The investigators propose to measure serum cobalt and chromium metal ions (normal levels are under 30nmol/l) in participants who have received a Cathcart Hemiarthroplasty greater than one year ago and ask each participant to complete the twelve question Oxford hip score .This is to identify whether the levels are elevated and whether clinical scores are able to detect those patients who may have a problem related to increased metal ion levels, and to obtain a normal distribution. It is known that metal ion levels are elevated at one year and the increase can be maintained for several years subsequently following metal-on-metal total hip replacements.
From a statistical perspective, this is a pragmatic study to see if there is an association between Cathcart Hemiarthroplasty and raised serum metal ion levels.
The procedure will involve writing to the patient to invite them to enter the study. If they are interested (through return of the reply slip or telephone call from the patient to the orthopaedic office) an appointment at the hospital will be arranged. Non return of the reply slip or no telephone contact from the patient will be regarded as the patient not wishing to take part. In clinic they will be assessed and further clarity given or any questions answered before informed consent is sought. Once consent has been obtained, the patient will complete the Oxford Hip Score questionnaire and a blood test for metal ion levels will be taken.
In year 2, a letter will be sent to General Practitioner (GP) requesting whether they would be able to perform a blood test for the study. At this time the patient's status would also be established. If the GP is willing to do the blood test a reminder letter will be sent to the patient inviting them to go to the GP or hospital for the second blood test.

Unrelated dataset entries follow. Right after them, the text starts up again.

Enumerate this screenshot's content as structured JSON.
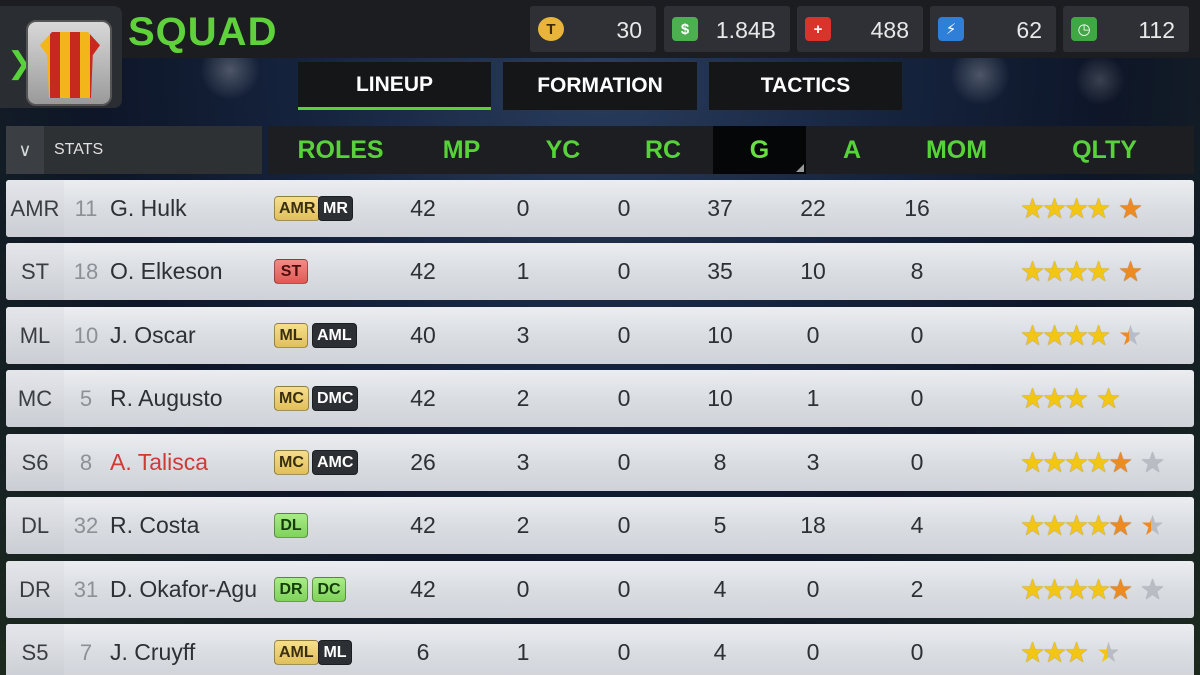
{
  "header": {
    "title": "SQUAD",
    "back_icon": "chevron-right-icon",
    "resources": [
      {
        "icon": "token-icon",
        "value": "30",
        "color": "#e8b53a"
      },
      {
        "icon": "cash-icon",
        "value": "1.84B",
        "color": "#4caf50"
      },
      {
        "icon": "medical-icon",
        "value": "488",
        "color": "#d9342b"
      },
      {
        "icon": "energy-icon",
        "value": "62",
        "color": "#2f7fd8"
      },
      {
        "icon": "training-icon",
        "value": "112",
        "color": "#3fa845"
      }
    ]
  },
  "tabs": [
    {
      "label": "LINEUP",
      "active": true
    },
    {
      "label": "FORMATION",
      "active": false
    },
    {
      "label": "TACTICS",
      "active": false
    }
  ],
  "stats_toggle": {
    "label": "STATS",
    "icon": "chevron-down-icon"
  },
  "columns": [
    "ROLES",
    "MP",
    "YC",
    "RC",
    "G",
    "A",
    "MOM",
    "QLTY"
  ],
  "sorted_column": "G",
  "players": [
    {
      "pos": "AMR",
      "num": "11",
      "name": "G. Hulk",
      "highlight": false,
      "roles": [
        {
          "label": "AMR",
          "style": "yellow"
        },
        {
          "label": "MR",
          "style": "dark"
        }
      ],
      "mp": "42",
      "yc": "0",
      "rc": "0",
      "g": "37",
      "a": "22",
      "mom": "16",
      "stars": [
        "gold",
        "gold",
        "gold",
        "gold",
        "gap",
        "orange"
      ]
    },
    {
      "pos": "ST",
      "num": "18",
      "name": "O. Elkeson",
      "highlight": false,
      "roles": [
        {
          "label": "ST",
          "style": "red"
        }
      ],
      "mp": "42",
      "yc": "1",
      "rc": "0",
      "g": "35",
      "a": "10",
      "mom": "8",
      "stars": [
        "gold",
        "gold",
        "gold",
        "gold",
        "gap",
        "orange"
      ]
    },
    {
      "pos": "ML",
      "num": "10",
      "name": "J. Oscar",
      "highlight": false,
      "roles": [
        {
          "label": "ML",
          "style": "yellow"
        },
        {
          "label": "AML",
          "style": "dark"
        }
      ],
      "mp": "40",
      "yc": "3",
      "rc": "0",
      "g": "10",
      "a": "0",
      "mom": "0",
      "stars": [
        "gold",
        "gold",
        "gold",
        "gold",
        "gap",
        "half"
      ]
    },
    {
      "pos": "MC",
      "num": "5",
      "name": "R. Augusto",
      "highlight": false,
      "roles": [
        {
          "label": "MC",
          "style": "yellow"
        },
        {
          "label": "DMC",
          "style": "dark"
        }
      ],
      "mp": "42",
      "yc": "2",
      "rc": "0",
      "g": "10",
      "a": "1",
      "mom": "0",
      "stars": [
        "gold",
        "gold",
        "gold",
        "gap",
        "gold"
      ]
    },
    {
      "pos": "S6",
      "num": "8",
      "name": "A. Talisca",
      "highlight": true,
      "roles": [
        {
          "label": "MC",
          "style": "yellow"
        },
        {
          "label": "AMC",
          "style": "dark"
        }
      ],
      "mp": "26",
      "yc": "3",
      "rc": "0",
      "g": "8",
      "a": "3",
      "mom": "0",
      "stars": [
        "gold",
        "gold",
        "gold",
        "gold",
        "orange",
        "gap",
        "grey"
      ]
    },
    {
      "pos": "DL",
      "num": "32",
      "name": "R. Costa",
      "highlight": false,
      "roles": [
        {
          "label": "DL",
          "style": "green"
        }
      ],
      "mp": "42",
      "yc": "2",
      "rc": "0",
      "g": "5",
      "a": "18",
      "mom": "4",
      "stars": [
        "gold",
        "gold",
        "gold",
        "gold",
        "orange",
        "gap",
        "half"
      ]
    },
    {
      "pos": "DR",
      "num": "31",
      "name": "D. Okafor-Agu",
      "highlight": false,
      "roles": [
        {
          "label": "DR",
          "style": "green"
        },
        {
          "label": "DC",
          "style": "green"
        }
      ],
      "mp": "42",
      "yc": "0",
      "rc": "0",
      "g": "4",
      "a": "0",
      "mom": "2",
      "stars": [
        "gold",
        "gold",
        "gold",
        "gold",
        "orange",
        "gap",
        "grey"
      ]
    },
    {
      "pos": "S5",
      "num": "7",
      "name": "J. Cruyff",
      "highlight": false,
      "roles": [
        {
          "label": "AML",
          "style": "yellow"
        },
        {
          "label": "ML",
          "style": "dark"
        }
      ],
      "mp": "6",
      "yc": "1",
      "rc": "0",
      "g": "4",
      "a": "0",
      "mom": "0",
      "stars": [
        "gold",
        "gold",
        "gold",
        "gap",
        "half-gold"
      ]
    }
  ]
}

If the GP is unable to do the blood test, the letter to the patient will only give the option of going to the hospital for the blood test.
As the investigators have a large cohort of patients it may also be possible to identify an association between head diameter, clinical outcome and the risk of having elevated metal ion levels. This is important as smaller resurfacing components (diameter less than 51 mm) are at increased risk of elevated metal ion levels and the majority of fractured neck of femur patients are female who often require small components.
Primary outcome: Serum Cobalt and Chromium Levels at one and two years.
Secondary outcomes: Whether there is an association between i) Oxford Hip Score at one year, and, ii) head diameter and metal ion levels.
Choosing to participate in a study is an important personal decision. Talk with your doctor and family members or friends about deciding to join a study. To learn more about this study, you or your doctor may contact the study research staff using the contacts provided below. For general information, Learn About Clinical Studies.
Layout table for eligibility information
Ages Eligible for Study:
18 Years and older (Adult, Older Adult)
Sexes Eligible for Study:
Accepts Healthy Volunteers:
100 patients receiving a Cathcart Hemiarthroplasty for intracapsular fractured neck of femur at the Royal Berkshire Hospital
All patients who received a Cathcart Hemiarthroplasty and are able to attend for blood testing and complete a questionnaire (Oxford Hip Score).
Those patients too frail or who now live too far away to attend for blood testing.